Spain to axe speed limit imposed after oil price rise

Spain is to remove a controversial temporary speed limit on motorways introduced to cut fuel consumption because of rising oil prices.

The limit was cut to 110km/h (68mph) in March drawing protests from motorists including the Formula 1 driver Fernando Alonso.

The government says petrol prices have now fallen and, from 1 July, motorists can again drive at 120km/h (75mph).

Oil prices spiked after uprisings in Libya and elsewhere in the Arab world.

Spain is heavily dependent on imported fuel and 13% of its oil usually comes from Libya.

"The circumstances have changed so we understand the measure is no longer required and we are going back to 120 km/h," Deputy Prime Minister Alfredo Perez Rubalcaba said after a weekly cabinet meeting.

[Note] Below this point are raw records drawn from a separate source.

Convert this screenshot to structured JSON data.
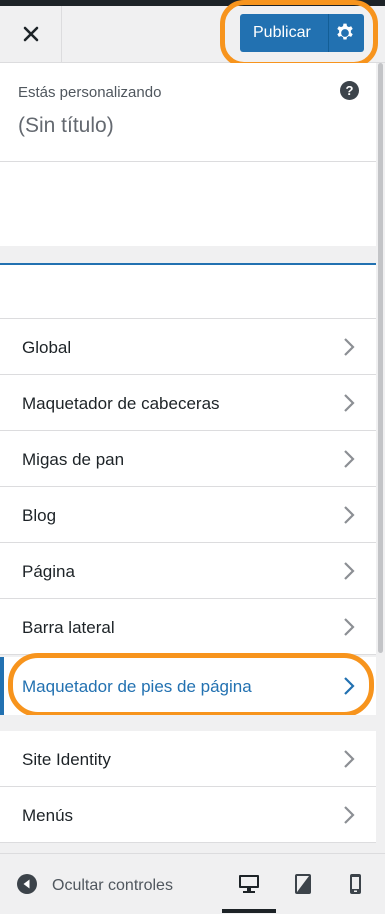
{
  "header": {
    "close_label": "×",
    "publish_label": "Publicar"
  },
  "info": {
    "label": "Estás personalizando",
    "title": "(Sin título)",
    "help_label": "?"
  },
  "menu": {
    "items": [
      {
        "label": "Global"
      },
      {
        "label": "Maquetador de cabeceras"
      },
      {
        "label": "Migas de pan"
      },
      {
        "label": "Blog"
      },
      {
        "label": "Página"
      },
      {
        "label": "Barra lateral"
      }
    ],
    "active_item": {
      "label": "Maquetador de pies de página"
    },
    "items2": [
      {
        "label": "Site Identity"
      },
      {
        "label": "Menús"
      }
    ]
  },
  "footer": {
    "collapse_label": "Ocultar controles"
  },
  "colors": {
    "accent": "#2271b1",
    "highlight": "#f7941d"
  }
}
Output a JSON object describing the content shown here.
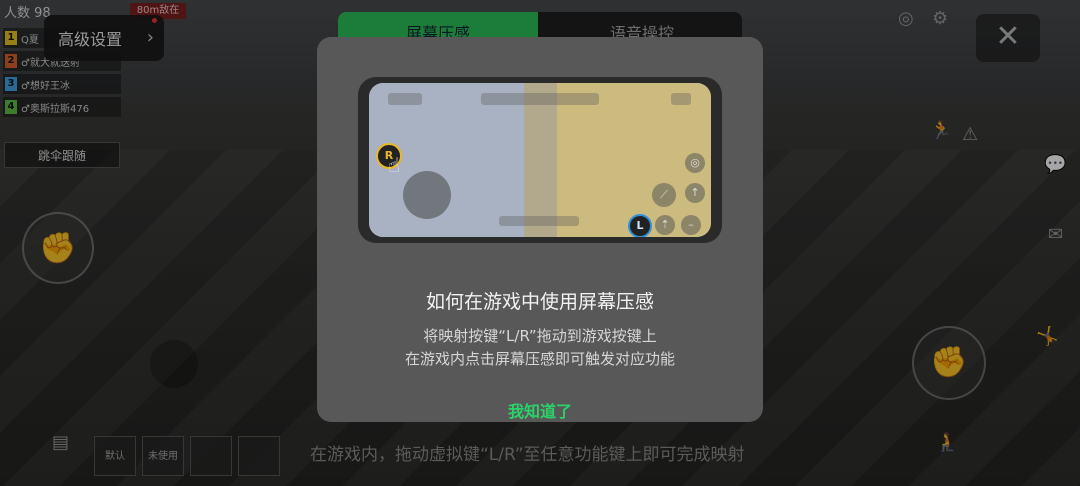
{
  "hud": {
    "players_label": "人数 98",
    "badge": "80m敌在",
    "team": [
      {
        "num": "1",
        "name": "Q夏",
        "color": "#e8c326"
      },
      {
        "num": "2",
        "name": "♂就大就送射",
        "color": "#d9622b"
      },
      {
        "num": "3",
        "name": "♂想好王冰",
        "color": "#3fa3e8"
      },
      {
        "num": "4",
        "name": "♂奥斯拉斯476",
        "color": "#5bbf47"
      }
    ],
    "follow_label": "跳伞跟随"
  },
  "advanced_settings": {
    "label": "高级设置",
    "chevron": "›"
  },
  "close_label": "✕",
  "tabs": {
    "active": "屏幕压感",
    "inactive": "语音操控"
  },
  "bottom": {
    "slots": [
      "默认",
      "未使用",
      "",
      ""
    ],
    "hint": "在游戏内，拖动虚拟键“L/R”至任意功能键上即可完成映射"
  },
  "modal": {
    "r_marker": "R",
    "l_marker": "L",
    "title": "如何在游戏中使用屏幕压感",
    "desc_line1": "将映射按键“L/R”拖动到游戏按键上",
    "desc_line2": "在游戏内点击屏幕压感即可触发对应功能",
    "ok_label": "我知道了"
  },
  "colors": {
    "accent": "#2bc15a",
    "r_ring": "#e9b824",
    "l_ring": "#2f8fe0"
  }
}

He acknowledged that the slower speed limit had provoked "strong debate" but said it had saved Spain 450m euros (£399m) in its balance of payments.

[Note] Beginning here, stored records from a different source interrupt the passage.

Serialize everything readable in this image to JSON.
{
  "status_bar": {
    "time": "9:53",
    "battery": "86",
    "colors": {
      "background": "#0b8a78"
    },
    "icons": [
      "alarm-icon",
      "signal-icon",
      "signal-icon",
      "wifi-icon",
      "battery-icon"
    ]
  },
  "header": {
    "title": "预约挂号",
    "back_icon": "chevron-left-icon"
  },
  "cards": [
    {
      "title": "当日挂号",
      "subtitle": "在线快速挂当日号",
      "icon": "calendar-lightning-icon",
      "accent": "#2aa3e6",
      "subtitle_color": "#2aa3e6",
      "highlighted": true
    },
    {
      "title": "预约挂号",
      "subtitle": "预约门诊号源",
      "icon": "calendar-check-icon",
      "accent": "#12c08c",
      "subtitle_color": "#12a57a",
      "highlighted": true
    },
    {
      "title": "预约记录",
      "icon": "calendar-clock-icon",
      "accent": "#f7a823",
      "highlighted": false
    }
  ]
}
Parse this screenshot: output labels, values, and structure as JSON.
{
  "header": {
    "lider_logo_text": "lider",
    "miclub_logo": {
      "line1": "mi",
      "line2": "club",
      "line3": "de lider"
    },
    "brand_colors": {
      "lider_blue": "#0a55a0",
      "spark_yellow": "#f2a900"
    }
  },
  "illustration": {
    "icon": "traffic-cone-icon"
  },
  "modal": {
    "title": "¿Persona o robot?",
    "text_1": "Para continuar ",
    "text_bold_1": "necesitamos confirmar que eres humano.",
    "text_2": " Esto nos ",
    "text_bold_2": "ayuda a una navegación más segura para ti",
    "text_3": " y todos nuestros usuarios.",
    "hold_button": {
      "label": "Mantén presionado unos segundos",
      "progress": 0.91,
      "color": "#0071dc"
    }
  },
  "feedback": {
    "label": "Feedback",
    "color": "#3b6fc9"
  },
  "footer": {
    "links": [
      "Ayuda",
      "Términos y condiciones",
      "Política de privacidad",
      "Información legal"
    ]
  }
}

Many Spaniards believed the change was a ruse to raise funds through more speeding fines.

The main opposition Popular Party labelled it "absurd" and "improvised" and a poll for El Pais newspaper put opposition to the speed cut at 69%.

Spanish racing driver Fernando Alonso - who drives a Ferrari in excess of 300kph on the race track - also ridiculed the lowered limit, quipping that it was "difficult to stay awake" at less than 110km/h.

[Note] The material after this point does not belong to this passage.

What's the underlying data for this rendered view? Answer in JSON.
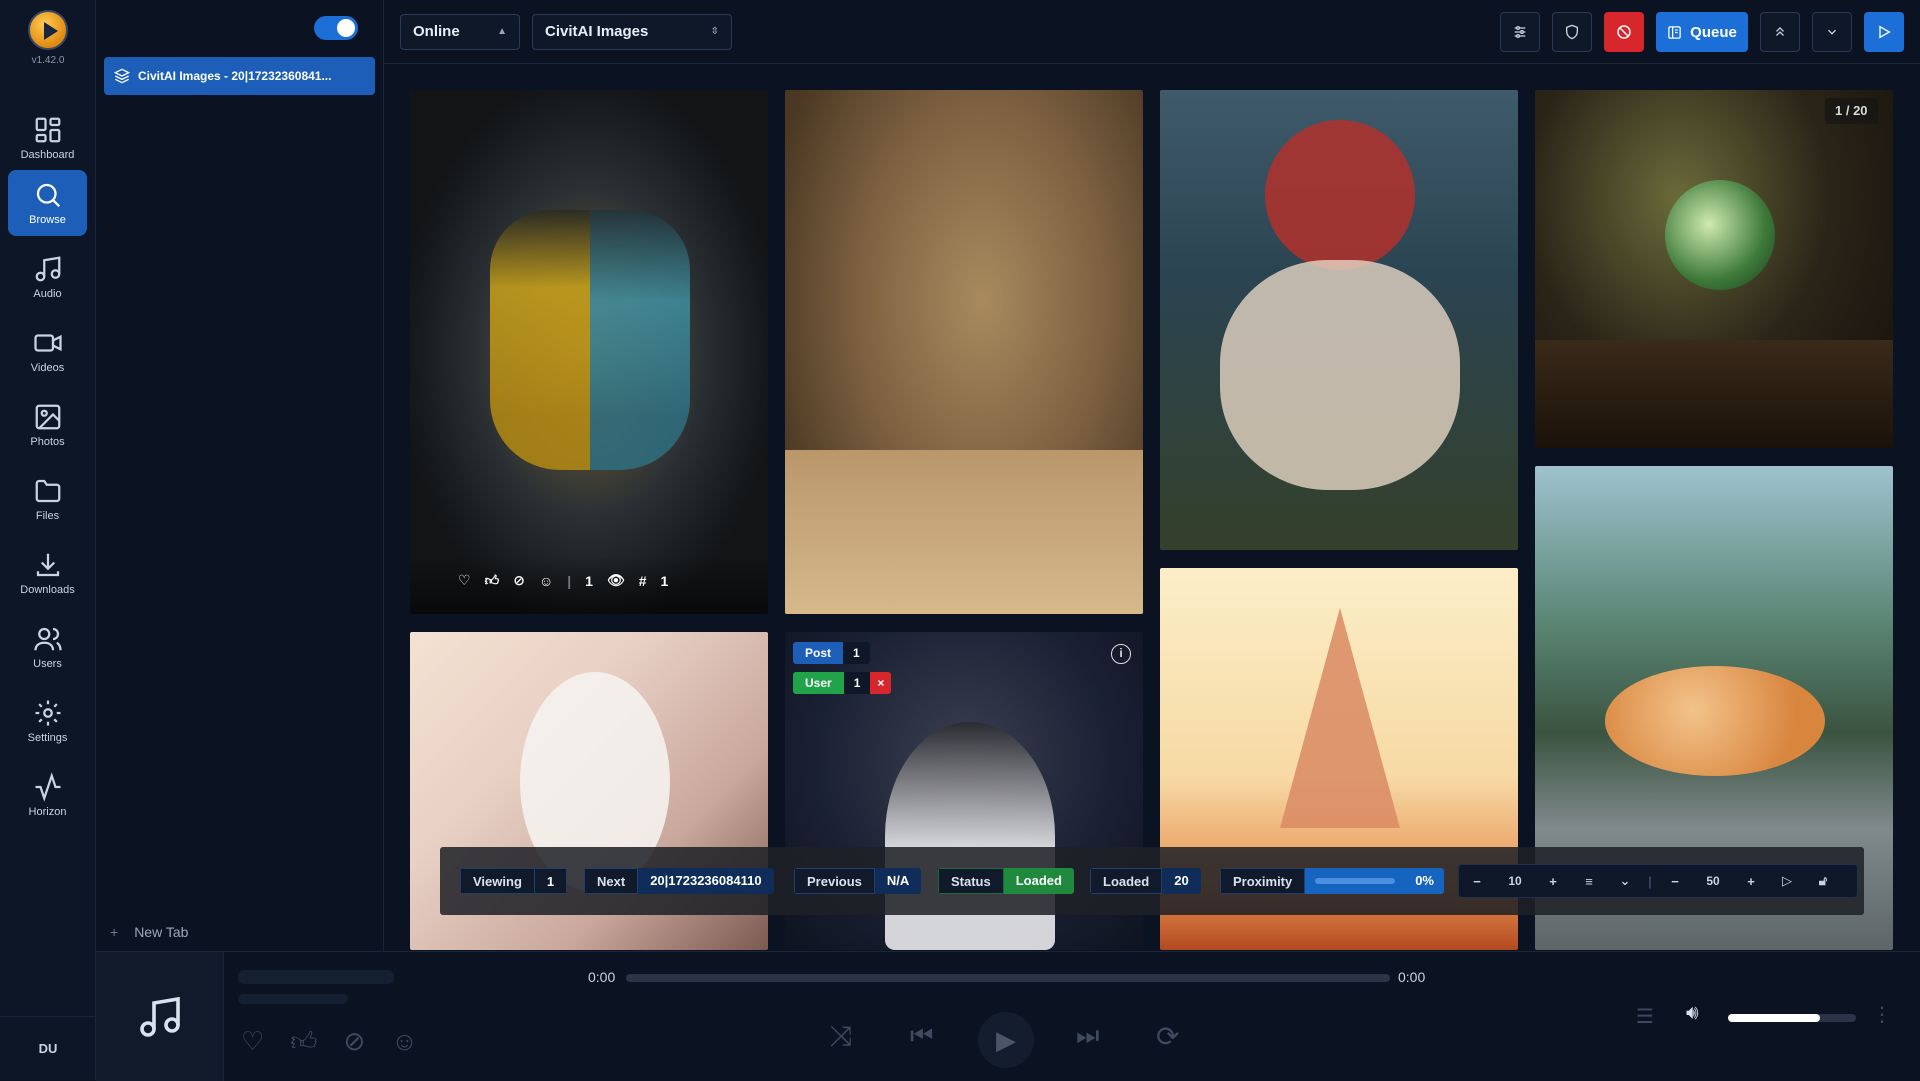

Mr Rubalcaba rebuffed his criticism, saying drivers in the US complied with the same speed limit "and I have never seen them driving while asleep".